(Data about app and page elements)

╔══

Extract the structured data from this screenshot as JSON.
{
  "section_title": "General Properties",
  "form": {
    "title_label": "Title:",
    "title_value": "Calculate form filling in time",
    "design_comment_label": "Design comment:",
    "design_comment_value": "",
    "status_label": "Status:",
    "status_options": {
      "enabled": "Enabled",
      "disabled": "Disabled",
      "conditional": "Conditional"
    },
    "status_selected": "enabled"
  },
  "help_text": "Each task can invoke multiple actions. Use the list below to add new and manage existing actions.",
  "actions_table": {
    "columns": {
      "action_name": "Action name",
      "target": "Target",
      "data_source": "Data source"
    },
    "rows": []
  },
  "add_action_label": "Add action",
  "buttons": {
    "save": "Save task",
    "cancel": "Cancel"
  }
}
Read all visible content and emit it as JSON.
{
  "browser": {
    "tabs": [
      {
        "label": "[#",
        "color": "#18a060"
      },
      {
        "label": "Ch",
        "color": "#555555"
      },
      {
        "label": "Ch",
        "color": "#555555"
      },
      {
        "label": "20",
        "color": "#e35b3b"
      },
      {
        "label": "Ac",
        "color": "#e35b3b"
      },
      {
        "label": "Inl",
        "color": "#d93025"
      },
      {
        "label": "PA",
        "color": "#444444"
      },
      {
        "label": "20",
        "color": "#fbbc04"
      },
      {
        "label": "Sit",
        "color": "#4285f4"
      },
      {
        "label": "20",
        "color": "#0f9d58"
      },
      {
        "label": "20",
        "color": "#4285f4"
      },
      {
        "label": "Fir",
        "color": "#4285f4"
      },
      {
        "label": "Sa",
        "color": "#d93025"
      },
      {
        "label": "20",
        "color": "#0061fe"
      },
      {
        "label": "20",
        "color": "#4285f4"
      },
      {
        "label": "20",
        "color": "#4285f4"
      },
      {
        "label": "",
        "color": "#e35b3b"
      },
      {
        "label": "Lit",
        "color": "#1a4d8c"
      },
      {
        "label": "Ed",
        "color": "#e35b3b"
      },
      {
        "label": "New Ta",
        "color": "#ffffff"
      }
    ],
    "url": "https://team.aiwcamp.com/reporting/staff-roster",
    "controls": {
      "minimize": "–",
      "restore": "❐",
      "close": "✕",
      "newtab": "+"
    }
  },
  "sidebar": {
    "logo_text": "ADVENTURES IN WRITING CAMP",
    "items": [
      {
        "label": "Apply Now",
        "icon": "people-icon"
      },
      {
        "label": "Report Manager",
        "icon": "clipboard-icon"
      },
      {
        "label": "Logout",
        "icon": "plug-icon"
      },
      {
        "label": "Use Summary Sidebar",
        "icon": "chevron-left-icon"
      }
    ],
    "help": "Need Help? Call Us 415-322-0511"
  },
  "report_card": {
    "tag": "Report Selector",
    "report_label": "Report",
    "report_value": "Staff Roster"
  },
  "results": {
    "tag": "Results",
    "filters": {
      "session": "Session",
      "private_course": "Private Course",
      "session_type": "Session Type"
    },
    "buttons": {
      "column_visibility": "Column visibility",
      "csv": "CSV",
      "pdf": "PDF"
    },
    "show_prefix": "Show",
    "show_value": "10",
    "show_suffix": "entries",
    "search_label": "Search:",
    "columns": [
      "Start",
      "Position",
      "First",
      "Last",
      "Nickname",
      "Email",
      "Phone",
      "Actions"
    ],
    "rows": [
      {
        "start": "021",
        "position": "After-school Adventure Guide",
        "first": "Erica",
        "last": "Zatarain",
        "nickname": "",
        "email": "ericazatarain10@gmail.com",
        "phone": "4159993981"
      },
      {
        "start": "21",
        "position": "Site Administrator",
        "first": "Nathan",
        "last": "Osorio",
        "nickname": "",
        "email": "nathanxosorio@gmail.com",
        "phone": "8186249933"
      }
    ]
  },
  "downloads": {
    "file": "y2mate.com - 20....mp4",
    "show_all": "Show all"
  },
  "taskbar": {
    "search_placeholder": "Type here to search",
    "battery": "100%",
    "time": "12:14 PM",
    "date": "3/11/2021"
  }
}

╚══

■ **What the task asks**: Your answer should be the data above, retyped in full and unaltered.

■ **Answer**:
Extract the structured data from this screenshot as JSON.
{
  "section_title": "General Properties",
  "form": {
    "title_label": "Title:",
    "title_value": "Calculate form filling in time",
    "design_comment_label": "Design comment:",
    "design_comment_value": "",
    "status_label": "Status:",
    "status_options": {
      "enabled": "Enabled",
      "disabled": "Disabled",
      "conditional": "Conditional"
    },
    "status_selected": "enabled"
  },
  "help_text": "Each task can invoke multiple actions. Use the list below to add new and manage existing actions.",
  "actions_table": {
    "columns": {
      "action_name": "Action name",
      "target": "Target",
      "data_source": "Data source"
    },
    "rows": []
  },
  "add_action_label": "Add action",
  "buttons": {
    "save": "Save task",
    "cancel": "Cancel"
  }
}
Read all visible content and emit it as JSON.
{
  "browser": {
    "tabs": [
      {
        "label": "[#",
        "color": "#18a060"
      },
      {
        "label": "Ch",
        "color": "#555555"
      },
      {
        "label": "Ch",
        "color": "#555555"
      },
      {
        "label": "20",
        "color": "#e35b3b"
      },
      {
        "label": "Ac",
        "color": "#e35b3b"
      },
      {
        "label": "Inl",
        "color": "#d93025"
      },
      {
        "label": "PA",
        "color": "#444444"
      },
      {
        "label": "20",
        "color": "#fbbc04"
      },
      {
        "label": "Sit",
        "color": "#4285f4"
      },
      {
        "label": "20",
        "color": "#0f9d58"
      },
      {
        "label": "20",
        "color": "#4285f4"
      },
      {
        "label": "Fir",
        "color": "#4285f4"
      },
      {
        "label": "Sa",
        "color": "#d93025"
      },
      {
        "label": "20",
        "color": "#0061fe"
      },
      {
        "label": "20",
        "color": "#4285f4"
      },
      {
        "label": "20",
        "color": "#4285f4"
      },
      {
        "label": "",
        "color": "#e35b3b"
      },
      {
        "label": "Lit",
        "color": "#1a4d8c"
      },
      {
        "label": "Ed",
        "color": "#e35b3b"
      },
      {
        "label": "New Ta",
        "color": "#ffffff"
      }
    ],
    "url": "https://team.aiwcamp.com/reporting/staff-roster",
    "controls": {
      "minimize": "–",
      "restore": "❐",
      "close": "✕",
      "newtab": "+"
    }
  },
  "sidebar": {
    "logo_text": "ADVENTURES IN WRITING CAMP",
    "items": [
      {
        "label": "Apply Now",
        "icon": "people-icon"
      },
      {
        "label": "Report Manager",
        "icon": "clipboard-icon"
      },
      {
        "label": "Logout",
        "icon": "plug-icon"
      },
      {
        "label": "Use Summary Sidebar",
        "icon": "chevron-left-icon"
      }
    ],
    "help": "Need Help? Call Us 415-322-0511"
  },
  "report_card": {
    "tag": "Report Selector",
    "report_label": "Report",
    "report_value": "Staff Roster"
  },
  "results": {
    "tag": "Results",
    "filters": {
      "session": "Session",
      "private_course": "Private Course",
      "session_type": "Session Type"
    },
    "buttons": {
      "column_visibility": "Column visibility",
      "csv": "CSV",
      "pdf": "PDF"
    },
    "show_prefix": "Show",
    "show_value": "10",
    "show_suffix": "entries",
    "search_label": "Search:",
    "columns": [
      "Start",
      "Position",
      "First",
      "Last",
      "Nickname",
      "Email",
      "Phone",
      "Actions"
    ],
    "rows": [
      {
        "start": "021",
        "position": "After-school Adventure Guide",
        "first": "Erica",
        "last": "Zatarain",
        "nickname": "",
        "email": "ericazatarain10@gmail.com",
        "phone": "4159993981"
      },
      {
        "start": "21",
        "position": "Site Administrator",
        "first": "Nathan",
        "last": "Osorio",
        "nickname": "",
        "email": "nathanxosorio@gmail.com",
        "phone": "8186249933"
      }
    ]
  },
  "downloads": {
    "file": "y2mate.com - 20....mp4",
    "show_all": "Show all"
  },
  "taskbar": {
    "search_placeholder": "Type here to search",
    "battery": "100%",
    "time": "12:14 PM",
    "date": "3/11/2021"
  }
}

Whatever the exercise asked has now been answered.